━━━ DATASET RECORDS ━━━

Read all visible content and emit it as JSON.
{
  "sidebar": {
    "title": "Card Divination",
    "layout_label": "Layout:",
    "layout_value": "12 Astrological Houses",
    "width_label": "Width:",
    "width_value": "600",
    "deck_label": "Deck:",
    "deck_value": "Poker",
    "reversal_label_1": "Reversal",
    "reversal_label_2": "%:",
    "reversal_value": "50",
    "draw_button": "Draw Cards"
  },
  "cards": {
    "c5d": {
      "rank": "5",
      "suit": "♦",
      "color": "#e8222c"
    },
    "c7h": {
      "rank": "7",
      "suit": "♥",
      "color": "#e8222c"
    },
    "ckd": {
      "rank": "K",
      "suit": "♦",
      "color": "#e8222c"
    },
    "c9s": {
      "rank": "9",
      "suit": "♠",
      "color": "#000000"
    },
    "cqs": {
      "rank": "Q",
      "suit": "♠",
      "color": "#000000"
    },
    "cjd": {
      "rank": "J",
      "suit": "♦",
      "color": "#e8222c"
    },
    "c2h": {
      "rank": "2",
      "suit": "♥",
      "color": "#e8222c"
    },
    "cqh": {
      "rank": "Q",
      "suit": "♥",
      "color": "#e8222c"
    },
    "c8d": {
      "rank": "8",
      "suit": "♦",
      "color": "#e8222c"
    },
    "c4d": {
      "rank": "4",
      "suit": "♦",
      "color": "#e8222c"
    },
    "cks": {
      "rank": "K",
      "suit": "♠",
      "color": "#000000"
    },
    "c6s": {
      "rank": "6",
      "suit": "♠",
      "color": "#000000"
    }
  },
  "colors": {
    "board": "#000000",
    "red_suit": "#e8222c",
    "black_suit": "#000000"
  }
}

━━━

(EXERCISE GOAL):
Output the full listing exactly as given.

(SOLUTION TO THIS TASK):
Read all visible content and emit it as JSON.
{
  "sidebar": {
    "title": "Card Divination",
    "layout_label": "Layout:",
    "layout_value": "12 Astrological Houses",
    "width_label": "Width:",
    "width_value": "600",
    "deck_label": "Deck:",
    "deck_value": "Poker",
    "reversal_label_1": "Reversal",
    "reversal_label_2": "%:",
    "reversal_value": "50",
    "draw_button": "Draw Cards"
  },
  "cards": {
    "c5d": {
      "rank": "5",
      "suit": "♦",
      "color": "#e8222c"
    },
    "c7h": {
      "rank": "7",
      "suit": "♥",
      "color": "#e8222c"
    },
    "ckd": {
      "rank": "K",
      "suit": "♦",
      "color": "#e8222c"
    },
    "c9s": {
      "rank": "9",
      "suit": "♠",
      "color": "#000000"
    },
    "cqs": {
      "rank": "Q",
      "suit": "♠",
      "color": "#000000"
    },
    "cjd": {
      "rank": "J",
      "suit": "♦",
      "color": "#e8222c"
    },
    "c2h": {
      "rank": "2",
      "suit": "♥",
      "color": "#e8222c"
    },
    "cqh": {
      "rank": "Q",
      "suit": "♥",
      "color": "#e8222c"
    },
    "c8d": {
      "rank": "8",
      "suit": "♦",
      "color": "#e8222c"
    },
    "c4d": {
      "rank": "4",
      "suit": "♦",
      "color": "#e8222c"
    },
    "cks": {
      "rank": "K",
      "suit": "♠",
      "color": "#000000"
    },
    "c6s": {
      "rank": "6",
      "suit": "♠",
      "color": "#000000"
    }
  },
  "colors": {
    "board": "#000000",
    "red_suit": "#e8222c",
    "black_suit": "#000000"
  }
}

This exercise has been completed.